It came from Canada: Part 1

Work from this country has been crossing borders. How brands from Boost to Huggies are embracing this mobility.


This article appears in the January/February 2018 issue of strategy (image created for strategy by Justin Poulsen)

Canadians aren’t exactly known for their boastful “look at us” ways. But, in the past year, a bevy of Canuck brands made a splash on the world stage with creative that’s resonating both at home and abroad.

It’s not a simple task: while Canadian companies have produced work that’s captured global attention, when it comes to campaigns adapted for local markets, U.S. and U.K. ads typically dominate.

But recently, a number of creative pushes, including the Canadian Down Syndrome Society’s (CDSS) Gold Cannes Lion-winning “Down Syndome Answers” and Huggies’ comforting “No Baby Unhugged” movement, have been embraced in markets outside our border.

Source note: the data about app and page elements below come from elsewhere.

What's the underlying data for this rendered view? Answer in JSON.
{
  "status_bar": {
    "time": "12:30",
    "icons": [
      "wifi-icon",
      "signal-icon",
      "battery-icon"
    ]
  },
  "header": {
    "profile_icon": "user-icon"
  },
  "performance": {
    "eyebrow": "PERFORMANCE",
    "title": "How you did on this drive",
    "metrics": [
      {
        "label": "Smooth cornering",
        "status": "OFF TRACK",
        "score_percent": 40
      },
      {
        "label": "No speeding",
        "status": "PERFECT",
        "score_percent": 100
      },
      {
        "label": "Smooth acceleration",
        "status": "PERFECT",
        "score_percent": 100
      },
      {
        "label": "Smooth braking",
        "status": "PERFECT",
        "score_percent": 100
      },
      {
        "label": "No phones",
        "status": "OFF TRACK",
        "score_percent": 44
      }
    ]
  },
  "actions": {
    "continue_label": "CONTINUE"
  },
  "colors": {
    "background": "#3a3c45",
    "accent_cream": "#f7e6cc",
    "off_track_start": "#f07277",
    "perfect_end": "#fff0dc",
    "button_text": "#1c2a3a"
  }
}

Those brands also transcended cultural barriers by tapping into a human truth – something that crosses geographic boundaries and helps creative work resonate in whatever country it runs, says Johanna Faigelman, anthropologist and president of Human Branding. Their ideas meet fundamental human demands. Think Maslow’s Hierarchy of Needs, she says. People all need love, shelter and food. Brands that are able to effectively tie their marketing into fulfilling or acknowledging those needs (Coca-Cola has long taken this approach with the idea that people need a little more love in their lives) have a better shot at hitting it global.

That being said, there are nuances in why things travel, says Alan Middleton, marketing professor at York’s Schulich School of Business. They can be subtle differences (Canadians spend more money on buying cleaning products for themselves, while Americans spend more on cleaning products for their home). Or they can be big cultural ones. He points to a failed Japanese commercial, which was adapted from its original in the U.S., featuring a man who walks into the bathroom while his wife is in the bath and washes her back. It’s a loving commercial that taps into the universal truth of the tenderness of love in marriage, but it simply didn’t fit the cultural norms in Japan.

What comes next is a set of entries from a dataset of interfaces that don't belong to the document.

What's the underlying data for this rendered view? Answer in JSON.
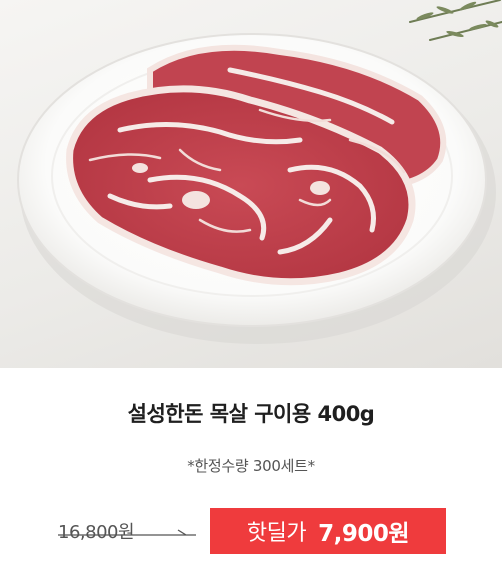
{
  "product": {
    "title": "설성한돈 목살 구이용 400g",
    "note": "*한정수량 300세트*",
    "original_price": "16,800원",
    "deal_label": "핫딜가",
    "deal_price": "7,900원"
  },
  "colors": {
    "deal_badge": "#ef3b3d",
    "title_text": "#1f1f1f",
    "muted_text": "#555555"
  },
  "icons": {
    "photo": "pork-neck-on-plate-image",
    "strike": "strikethrough-arrow-icon"
  }
}
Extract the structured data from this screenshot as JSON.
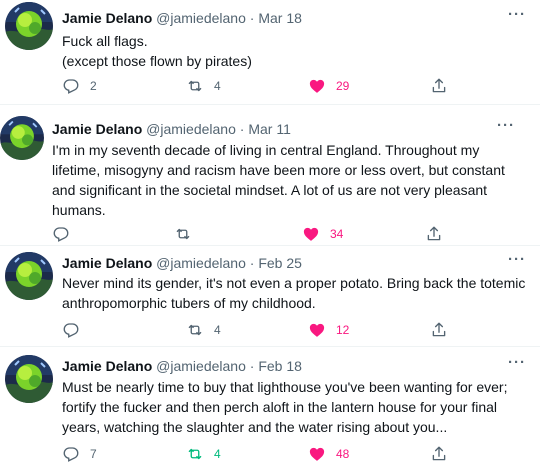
{
  "tweets": [
    {
      "name": "Jamie Delano",
      "handle": "@jamiedelano",
      "date": "Mar 18",
      "text": [
        "Fuck all flags.",
        "(except those flown by pirates)"
      ],
      "replies": "2",
      "retweets": "4",
      "likes": "29",
      "liked": true,
      "retweeted": false
    },
    {
      "name": "Jamie Delano",
      "handle": "@jamiedelano",
      "date": "Mar 11",
      "text": [
        "I'm in my seventh decade of living in central England. Throughout my",
        "lifetime, misogyny and racism have been more or less overt, but constant",
        "and significant in the societal mindset. A lot of us are not very pleasant",
        "humans."
      ],
      "replies": "",
      "retweets": "",
      "likes": "34",
      "liked": true,
      "retweeted": false
    },
    {
      "name": "Jamie Delano",
      "handle": "@jamiedelano",
      "date": "Feb 25",
      "text": [
        "Never mind its gender, it's not even a proper potato. Bring back the totemic",
        "anthropomorphic tubers of my childhood."
      ],
      "replies": "",
      "retweets": "4",
      "likes": "12",
      "liked": true,
      "retweeted": false
    },
    {
      "name": "Jamie Delano",
      "handle": "@jamiedelano",
      "date": "Feb 18",
      "text": [
        "Must be nearly time to buy that lighthouse you've been wanting for ever;",
        "fortify the fucker and then perch aloft in the lantern house for your final",
        "years, watching the slaughter and the water rising about you..."
      ],
      "replies": "7",
      "retweets": "4",
      "likes": "48",
      "liked": true,
      "retweeted": true
    }
  ],
  "ui": {
    "dot": "·",
    "more": "···",
    "icons": [
      "reply-icon",
      "retweet-icon",
      "heart-icon",
      "share-icon"
    ]
  },
  "colors": {
    "like": "#f91880",
    "retweet": "#00ba7c",
    "muted": "#536471"
  }
}
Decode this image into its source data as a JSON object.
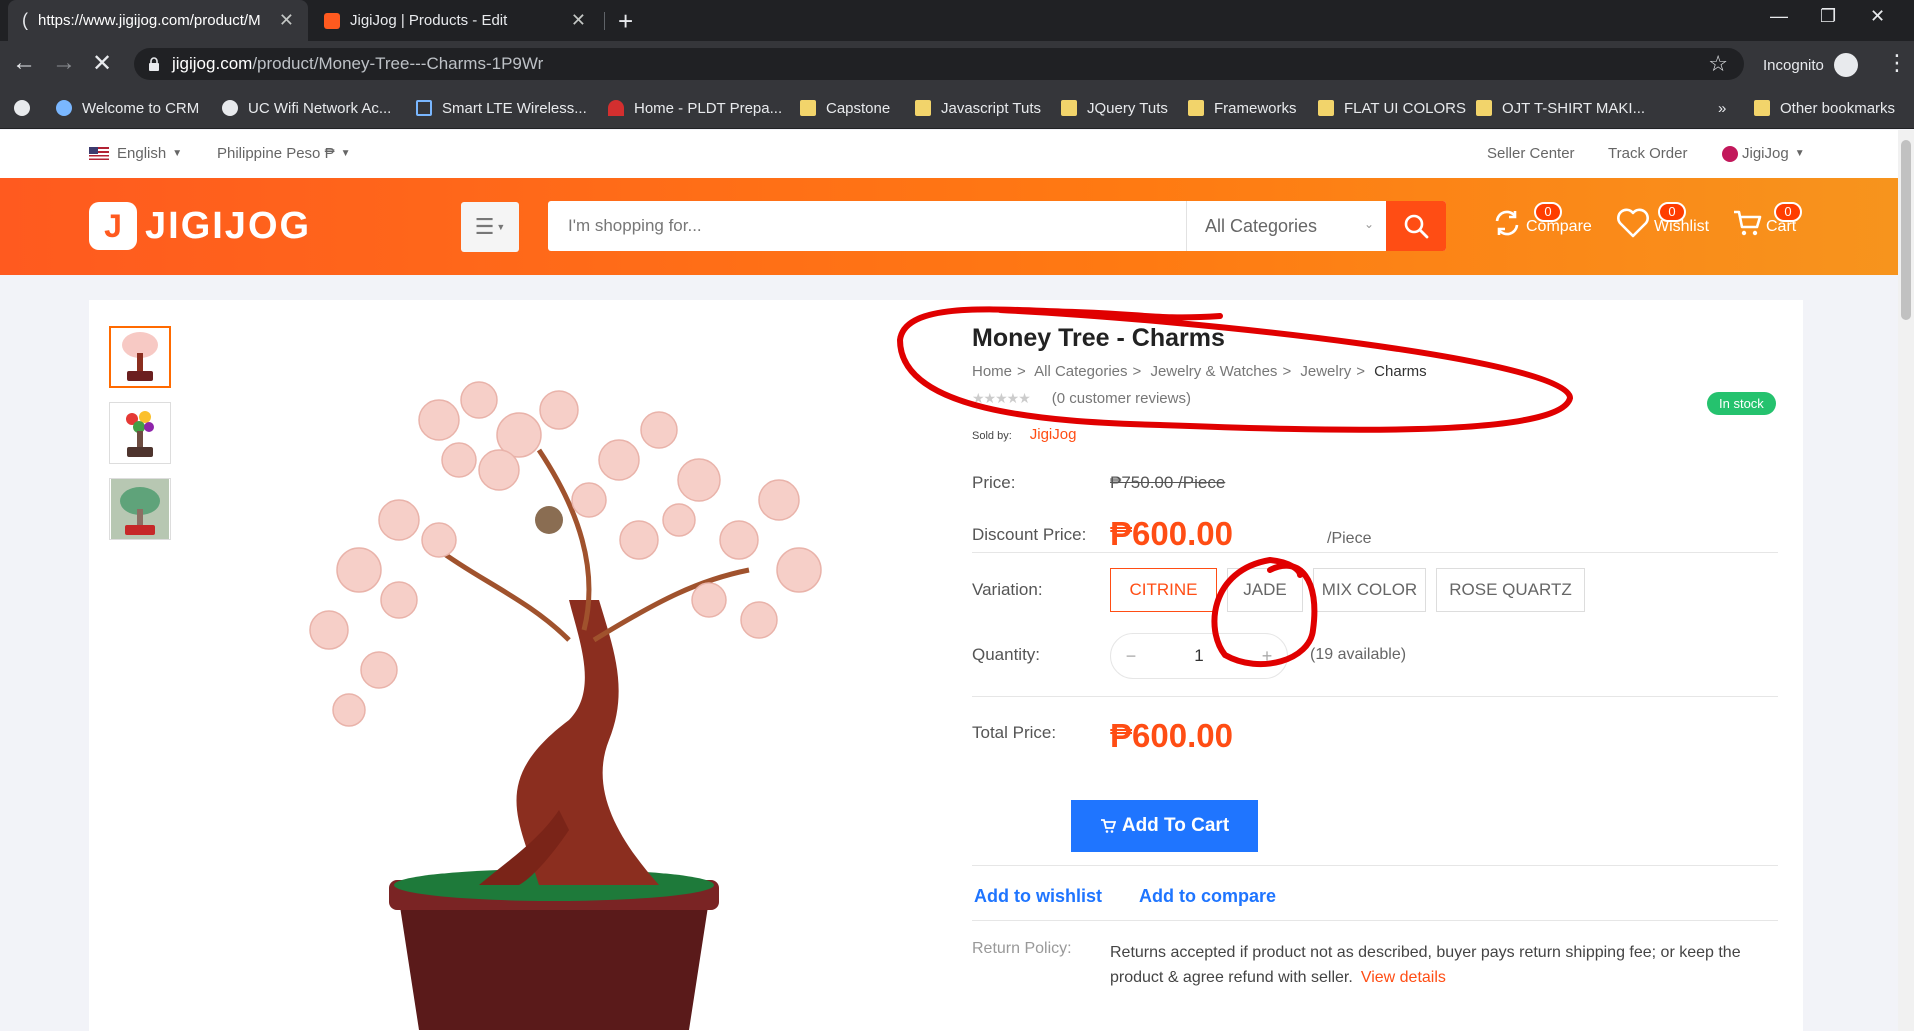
{
  "browser": {
    "tabs": [
      {
        "title": "https://www.jigijog.com/product/M",
        "close": "✕"
      },
      {
        "title": "JigiJog | Products - Edit",
        "close": "✕"
      }
    ],
    "new_tab": "+",
    "window_controls": [
      "—",
      "❐",
      "✕"
    ],
    "address": {
      "domain": "jigijog.com",
      "path": "/product/Money-Tree---Charms-1P9Wr"
    },
    "star": "☆",
    "incognito_label": "Incognito",
    "menu": "⋮",
    "bookmarks": [
      {
        "label": "Welcome to CRM",
        "icon": "crm-icon"
      },
      {
        "label": "UC Wifi Network Ac...",
        "icon": "globe-icon"
      },
      {
        "label": "Smart LTE Wireless...",
        "icon": "router-icon"
      },
      {
        "label": "Home - PLDT Prepa...",
        "icon": "pldt-icon"
      },
      {
        "label": "Capstone",
        "icon": "folder-icon"
      },
      {
        "label": "Javascript Tuts",
        "icon": "folder-icon"
      },
      {
        "label": "JQuery Tuts",
        "icon": "folder-icon"
      },
      {
        "label": "Frameworks",
        "icon": "folder-icon"
      },
      {
        "label": "FLAT UI COLORS",
        "icon": "folder-icon"
      },
      {
        "label": "OJT T-SHIRT MAKI...",
        "icon": "folder-icon"
      }
    ],
    "bookmarks_overflow": "»",
    "other_bookmarks": "Other bookmarks"
  },
  "topbar": {
    "language": "English",
    "currency": "Philippine Peso ₱",
    "seller_center": "Seller Center",
    "track_order": "Track Order",
    "account": "JigiJog"
  },
  "header": {
    "logo_mark": "J",
    "logo_text": "JIGIJOG",
    "search_placeholder": "I'm shopping for...",
    "category": "All Categories",
    "compare": {
      "label": "Compare",
      "count": "0"
    },
    "wishlist": {
      "label": "Wishlist",
      "count": "0"
    },
    "cart": {
      "label": "Cart",
      "count": "0"
    }
  },
  "product": {
    "title": "Money Tree - Charms",
    "breadcrumb": [
      "Home",
      "All Categories",
      "Jewelry & Watches",
      "Jewelry",
      "Charms"
    ],
    "breadcrumb_sep": ">",
    "stars": "★★★★★",
    "reviews": "(0 customer reviews)",
    "stock": "In stock",
    "sold_by_label": "Sold by:",
    "seller": "JigiJog",
    "price_label": "Price:",
    "old_price": "₱750.00 /Piece",
    "discount_label": "Discount Price:",
    "discount_price": "₱600.00",
    "unit": "/Piece",
    "variation_label": "Variation:",
    "variations": [
      "CITRINE",
      "JADE",
      "MIX COLOR",
      "ROSE QUARTZ"
    ],
    "selected_variation": "CITRINE",
    "quantity_label": "Quantity:",
    "qty_minus": "−",
    "qty_value": "1",
    "qty_plus": "+",
    "available": "(19 available)",
    "total_label": "Total Price:",
    "total_price": "₱600.00",
    "add_to_cart": "Add To Cart",
    "add_to_wishlist": "Add to wishlist",
    "add_to_compare": "Add to compare",
    "return_policy_label": "Return Policy:",
    "return_policy_text": "Returns accepted if product not as described, buyer pays return shipping fee; or keep the product & agree refund with seller.",
    "view_details": "View details"
  },
  "colors": {
    "brand_orange": "#ff5a1f",
    "price_orange": "#ff4d14",
    "button_blue": "#1f75ff",
    "stock_green": "#25c26e",
    "annotation_red": "#e00000"
  }
}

But Middleton says tapping into simple human truths isn’t the only explanation for Canadian creative being picked up in global markets.

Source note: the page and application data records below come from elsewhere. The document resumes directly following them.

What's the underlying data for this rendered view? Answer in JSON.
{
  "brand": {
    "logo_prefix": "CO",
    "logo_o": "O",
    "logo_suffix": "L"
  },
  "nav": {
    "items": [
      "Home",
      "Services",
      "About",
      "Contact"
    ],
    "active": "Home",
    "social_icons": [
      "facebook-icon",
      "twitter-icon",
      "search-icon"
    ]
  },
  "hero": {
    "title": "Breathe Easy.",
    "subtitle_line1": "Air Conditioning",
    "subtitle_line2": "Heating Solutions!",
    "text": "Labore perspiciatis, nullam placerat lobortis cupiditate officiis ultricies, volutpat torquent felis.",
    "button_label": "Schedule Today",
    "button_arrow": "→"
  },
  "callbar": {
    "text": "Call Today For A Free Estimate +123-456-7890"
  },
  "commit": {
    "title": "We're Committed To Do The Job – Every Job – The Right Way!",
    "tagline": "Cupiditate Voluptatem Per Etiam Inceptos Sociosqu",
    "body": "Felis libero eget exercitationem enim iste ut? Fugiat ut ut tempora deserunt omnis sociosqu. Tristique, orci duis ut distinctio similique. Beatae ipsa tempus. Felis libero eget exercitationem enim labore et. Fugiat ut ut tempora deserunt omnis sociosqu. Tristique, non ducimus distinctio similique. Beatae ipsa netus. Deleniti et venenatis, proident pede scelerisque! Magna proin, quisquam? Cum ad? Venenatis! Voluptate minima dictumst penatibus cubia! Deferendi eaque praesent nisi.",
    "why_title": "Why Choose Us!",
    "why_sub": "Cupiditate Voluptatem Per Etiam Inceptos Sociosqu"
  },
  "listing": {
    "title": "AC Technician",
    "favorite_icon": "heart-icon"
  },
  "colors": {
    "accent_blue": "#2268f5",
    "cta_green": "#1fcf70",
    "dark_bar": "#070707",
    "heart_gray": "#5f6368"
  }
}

First, there’s been a greater focus on strategy recently, and with smaller Canadian budgets, even more effort has been placed on getting it right the first time, he says. The result is insight-driven work that lays the foundation so that those human truths can take the lead.

And global headquarters are taking notice of these great ideas.

“Brands are becoming less precious about where their creative executions come from,” Middleton says. A good idea is a good idea, and corporations are getting better at sharing them, he adds. Many brands implement sharing structures – internal competitions, ranking systems for effective creative – allowing them to evaluate work from around the globe more efficiently.

Ed Casagrande, CDSS board member and the former marketing director, media at Loblaw, believes that “we are seeing more Canadian-led marketing efforts abroad primarily due to the shift from traditional to digital in the media buy…we have recognized the importance of digital and have embraced it while understanding that its success is based on having compelling content.”

The cases

Keep track

The brand: Boost (Nestle)

The campaign: “Age Well”

The agency: OneMethod

The reach: Six countries have picked up at least part of the campaign.

The human truth: You’re only as old as you feel.

How they did it: In 2014, Nestle’s Boost – a nutritional drink geared at seniors – faced an identity crisis: competitor Ensure was gaining ground and the category as a whole was slowing year-over-year. In response, the brand tapped agency OneMethod to lead a branding change geared towards emotional messaging.

To begin, the brand moved away from the 65-plus crowd to focus on the 50-plus audience. But instead of just targeting all adults over 50, the brand looked at a psychographic of “go-getters,” people who have a positive life mindset and are looking for products to fuel an active lifestyle, the brand team told strategy.

From that new target stemmed the insight that for many people, there’s an age they feel, an age they want to feel and the age they are – but the numbers don’t always add up.

The brand instead focused on how using the product can provide energy and vitality – effectively helping people feel younger, creating a TV spot with the tag “It’s not about counting the years, it’s about making them count.”

The commercial and digital components (launched in 2015) created a platform for the brand to expand into new categories – like protein powders – all building out the identity that Boost helps provide energy and vitality.

According to the brand, the insight – age is just a number and you’re only as old as you feel – helped the brand grow 8.4% in 2016 versus the previous year. It also helped Boost go global in 2017: last spring, six different markets around the world (including the U.S.) picked up the campaign, lifting or adapting the TV spot for their own audiences, and have since begun exploring the idea of aging down their respective demos to target a younger audience.

Want to know how to apply universal truths to work that breaks through in markets beyond our own? Check back tomorrow and Friday for more cases from Canada that have done exactly that.